In general, although courts have discretion regarding costs orders, they usually follow the principle that ‘costs follow the event,’ meaning that if one party loses a lawsuit, the other party has to pay some of the other party’s costs.
The court has the authority to order interest on awards of damages and costs.
Writs of execution, garnishee orders, or charging orders can enforce domestic judgments.
Australian law governs the registration and enforcement of foreign judgments. Regulatory legislation governs Australia’s procedure and scope of enforceable judgments under the Foreign Judgments Act 1991 (Cth). In this Act, a judgment is registered straightforward and cost-effective manner.
Unless Australia has an international agreement or the circumstances are not covered by the statute, foreign judgments can be enforced through common law.
What are the order costs?
All proceedings are subject to the court’s broad discretion regarding costs. As a general rule, a court can order whatever costs are justifiable under the circumstances, but generally, court rules guide that decision.
In most cases, costs follow the event, which means a successful litigant receives them unless exceptional circumstances justify another decision.
Costs are usually assessed regularly for any issue in which a party prevails.
Costs can be divided into two classes:
- Costs arise as a result of a retainer with the client or are governed by the contract (legal or client costs); and
- Indemnity costs refer to costs that arise from a court order, which can be ordinary costs (parties or parties) or indemnity costs (lawyers or clients). A party is usually awarded indemnity costs if they engage in unreasonable behavior during the proceeding. When a settlement offer is rejected, the party can claim indemnity costs after the trial. It is not sufficient for a party to be entitled to indemnity costs by simply making an offer. Various discretionary factors are also taken into account.
Although Civil Litigation insurance is not typical in Australia, parties can obtain coverage through adverse costs insurance.
In Australia, there are essentially identical rules for representative proceedings in the federal court system and in the courts of New South Wales, Victoria and Queensland.
There are a significant few factors:
- It is unnecessary to certify the proceedings as appropriate to bring as a class action, which means that there is no prerequisite. After a class action is commenced, it continues until a judgment or settlement is reached, unless the defendant can convince the court to end the proceedings on precisely limited grounds.
- Common issues do not need to take precedence over individual issues.
- Class actions may be divided into ‘sub-groups’ or even dealt with as individual issues, as permitted by the rules.
- Defining class members by description can be done by the representative plaintiff.

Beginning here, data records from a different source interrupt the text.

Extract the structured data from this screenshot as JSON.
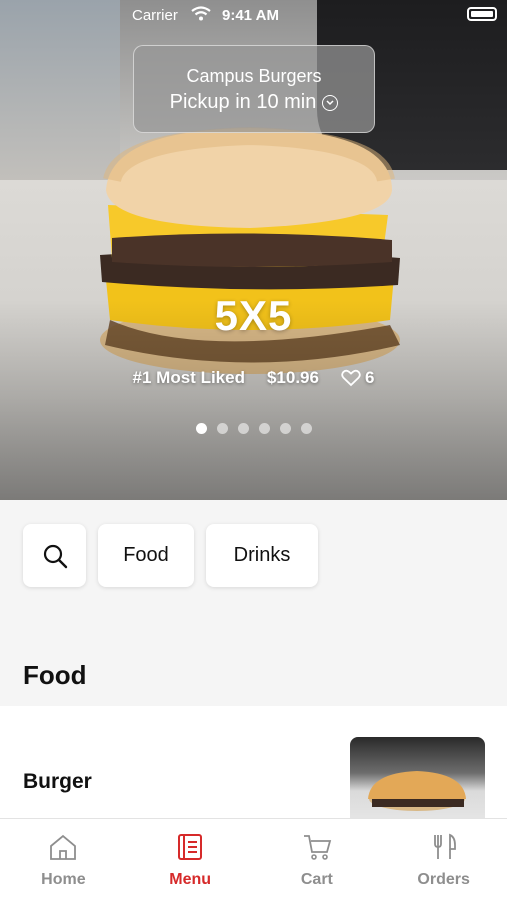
{
  "status_bar": {
    "carrier": "Carrier",
    "time": "9:41 AM"
  },
  "store": {
    "name": "Campus Burgers",
    "pickup": "Pickup in 10 min"
  },
  "hero": {
    "title": "5X5",
    "badge": "#1 Most Liked",
    "price": "$10.96",
    "likes": "6",
    "slide_count": 6,
    "active_slide": 0
  },
  "filters": {
    "search_icon": "search-icon",
    "food": "Food",
    "drinks": "Drinks"
  },
  "section": {
    "title": "Food"
  },
  "items": [
    {
      "name": "Burger"
    }
  ],
  "tabs": [
    {
      "label": "Home",
      "icon": "home-icon"
    },
    {
      "label": "Menu",
      "icon": "menu-icon",
      "active": true
    },
    {
      "label": "Cart",
      "icon": "cart-icon"
    },
    {
      "label": "Orders",
      "icon": "orders-icon"
    }
  ],
  "colors": {
    "accent": "#d62a2a",
    "inactive": "#8e8e8e",
    "background": "#f5f5f5"
  }
}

Persons who meet the criteria outlined in the class definition will be class members unless they opt-out of the proceedings. When class members do not opt-out by the deadline, they are included in the proceedings. As a result, a person can be a class member without knowing it and without consenting to the results of the proceedings.

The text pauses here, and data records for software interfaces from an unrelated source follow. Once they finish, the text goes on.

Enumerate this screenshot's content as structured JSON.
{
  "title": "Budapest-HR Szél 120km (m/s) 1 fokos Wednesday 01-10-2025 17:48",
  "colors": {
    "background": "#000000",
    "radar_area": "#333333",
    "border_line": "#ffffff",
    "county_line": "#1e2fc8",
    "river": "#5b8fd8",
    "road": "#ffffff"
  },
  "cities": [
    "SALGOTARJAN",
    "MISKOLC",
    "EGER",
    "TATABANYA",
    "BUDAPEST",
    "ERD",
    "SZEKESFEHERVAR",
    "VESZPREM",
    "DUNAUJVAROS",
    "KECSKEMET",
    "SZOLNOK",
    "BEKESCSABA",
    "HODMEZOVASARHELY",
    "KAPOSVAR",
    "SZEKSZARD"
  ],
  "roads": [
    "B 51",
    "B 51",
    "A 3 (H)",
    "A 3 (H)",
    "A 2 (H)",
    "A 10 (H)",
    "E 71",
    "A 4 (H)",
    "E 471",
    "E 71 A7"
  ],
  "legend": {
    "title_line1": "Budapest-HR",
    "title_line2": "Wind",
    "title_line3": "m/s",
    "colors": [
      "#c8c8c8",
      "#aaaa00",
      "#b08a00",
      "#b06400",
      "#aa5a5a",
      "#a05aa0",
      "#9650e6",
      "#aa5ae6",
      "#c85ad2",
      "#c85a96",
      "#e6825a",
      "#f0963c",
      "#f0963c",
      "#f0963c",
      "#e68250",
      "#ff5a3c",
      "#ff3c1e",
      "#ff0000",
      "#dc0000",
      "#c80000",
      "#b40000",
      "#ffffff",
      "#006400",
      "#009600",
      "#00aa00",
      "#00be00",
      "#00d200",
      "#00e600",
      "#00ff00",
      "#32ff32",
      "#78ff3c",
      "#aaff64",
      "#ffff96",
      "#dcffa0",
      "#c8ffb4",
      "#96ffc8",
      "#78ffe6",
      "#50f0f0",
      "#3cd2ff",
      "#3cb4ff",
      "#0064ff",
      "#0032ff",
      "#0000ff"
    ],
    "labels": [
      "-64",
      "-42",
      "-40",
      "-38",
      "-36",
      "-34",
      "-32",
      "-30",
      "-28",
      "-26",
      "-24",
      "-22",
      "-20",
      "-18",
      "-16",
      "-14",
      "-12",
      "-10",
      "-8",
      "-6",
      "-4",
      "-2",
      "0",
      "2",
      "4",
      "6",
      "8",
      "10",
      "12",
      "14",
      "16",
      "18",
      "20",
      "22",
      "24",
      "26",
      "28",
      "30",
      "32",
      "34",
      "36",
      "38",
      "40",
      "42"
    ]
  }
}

It is necessary to meet these three requirements before a claim can proceed as a representative:
- There must be at least seven claims against the same person or persons;
- The claims of all these persons must rise out of the same, similar or related circumstances; and

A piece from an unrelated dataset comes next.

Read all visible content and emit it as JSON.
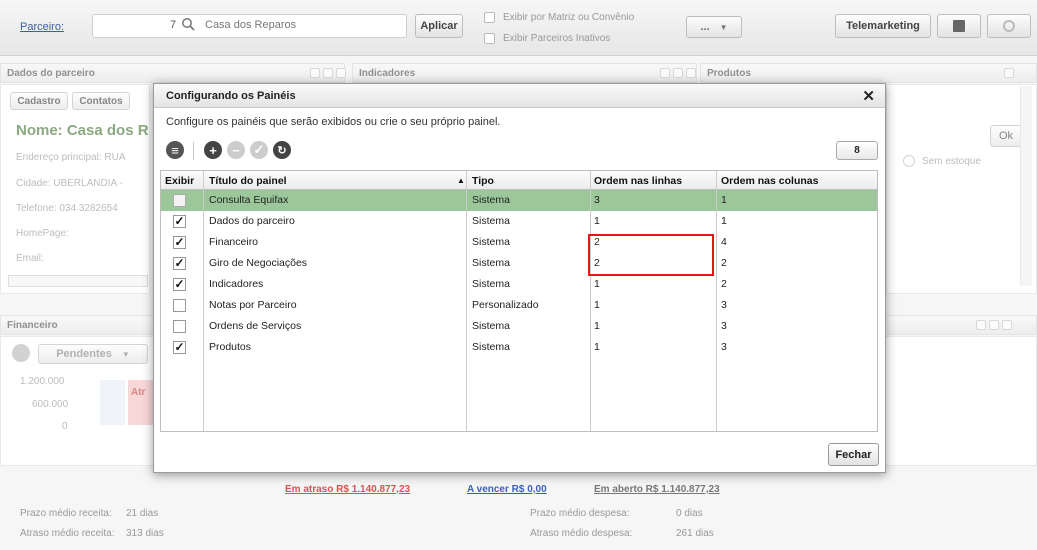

- There must be at least one substantial common issue of law or fact for all of these claims to succeed.
Technically, public funding is available via legal aid services; however, rigorous criteria determine eligibility.
As a general rule, the public sector will not resolve commercial disputes.
However, class actions in Australia are increasingly using third-party funding as payment for claims.
For more details, contact us for legal advice on the dot.